(The data)

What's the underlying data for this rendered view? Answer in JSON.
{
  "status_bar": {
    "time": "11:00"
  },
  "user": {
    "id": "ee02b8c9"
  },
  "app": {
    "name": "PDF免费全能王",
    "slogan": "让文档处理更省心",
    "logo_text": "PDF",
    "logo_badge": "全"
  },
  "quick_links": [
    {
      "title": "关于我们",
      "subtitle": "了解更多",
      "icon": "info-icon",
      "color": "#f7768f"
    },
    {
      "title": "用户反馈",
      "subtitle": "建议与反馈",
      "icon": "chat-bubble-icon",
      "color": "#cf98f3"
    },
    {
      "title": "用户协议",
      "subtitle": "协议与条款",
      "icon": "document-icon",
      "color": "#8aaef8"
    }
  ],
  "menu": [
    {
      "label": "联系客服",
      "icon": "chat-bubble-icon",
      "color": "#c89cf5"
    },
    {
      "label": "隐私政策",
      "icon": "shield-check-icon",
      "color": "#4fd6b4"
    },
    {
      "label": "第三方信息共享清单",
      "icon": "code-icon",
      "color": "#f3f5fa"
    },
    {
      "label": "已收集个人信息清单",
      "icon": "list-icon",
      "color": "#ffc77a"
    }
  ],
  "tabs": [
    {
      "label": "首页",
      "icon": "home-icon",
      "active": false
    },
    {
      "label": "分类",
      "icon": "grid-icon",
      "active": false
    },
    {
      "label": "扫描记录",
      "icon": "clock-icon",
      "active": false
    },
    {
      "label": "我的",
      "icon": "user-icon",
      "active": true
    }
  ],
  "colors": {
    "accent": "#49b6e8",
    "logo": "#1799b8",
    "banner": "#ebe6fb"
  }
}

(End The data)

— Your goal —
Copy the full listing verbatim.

— Reply —
What's the underlying data for this rendered view? Answer in JSON.
{
  "status_bar": {
    "time": "11:00"
  },
  "user": {
    "id": "ee02b8c9"
  },
  "app": {
    "name": "PDF免费全能王",
    "slogan": "让文档处理更省心",
    "logo_text": "PDF",
    "logo_badge": "全"
  },
  "quick_links": [
    {
      "title": "关于我们",
      "subtitle": "了解更多",
      "icon": "info-icon",
      "color": "#f7768f"
    },
    {
      "title": "用户反馈",
      "subtitle": "建议与反馈",
      "icon": "chat-bubble-icon",
      "color": "#cf98f3"
    },
    {
      "title": "用户协议",
      "subtitle": "协议与条款",
      "icon": "document-icon",
      "color": "#8aaef8"
    }
  ],
  "menu": [
    {
      "label": "联系客服",
      "icon": "chat-bubble-icon",
      "color": "#c89cf5"
    },
    {
      "label": "隐私政策",
      "icon": "shield-check-icon",
      "color": "#4fd6b4"
    },
    {
      "label": "第三方信息共享清单",
      "icon": "code-icon",
      "color": "#f3f5fa"
    },
    {
      "label": "已收集个人信息清单",
      "icon": "list-icon",
      "color": "#ffc77a"
    }
  ],
  "tabs": [
    {
      "label": "首页",
      "icon": "home-icon",
      "active": false
    },
    {
      "label": "分类",
      "icon": "grid-icon",
      "active": false
    },
    {
      "label": "扫描记录",
      "icon": "clock-icon",
      "active": false
    },
    {
      "label": "我的",
      "icon": "user-icon",
      "active": true
    }
  ],
  "colors": {
    "accent": "#49b6e8",
    "logo": "#1799b8",
    "banner": "#ebe6fb"
  }
}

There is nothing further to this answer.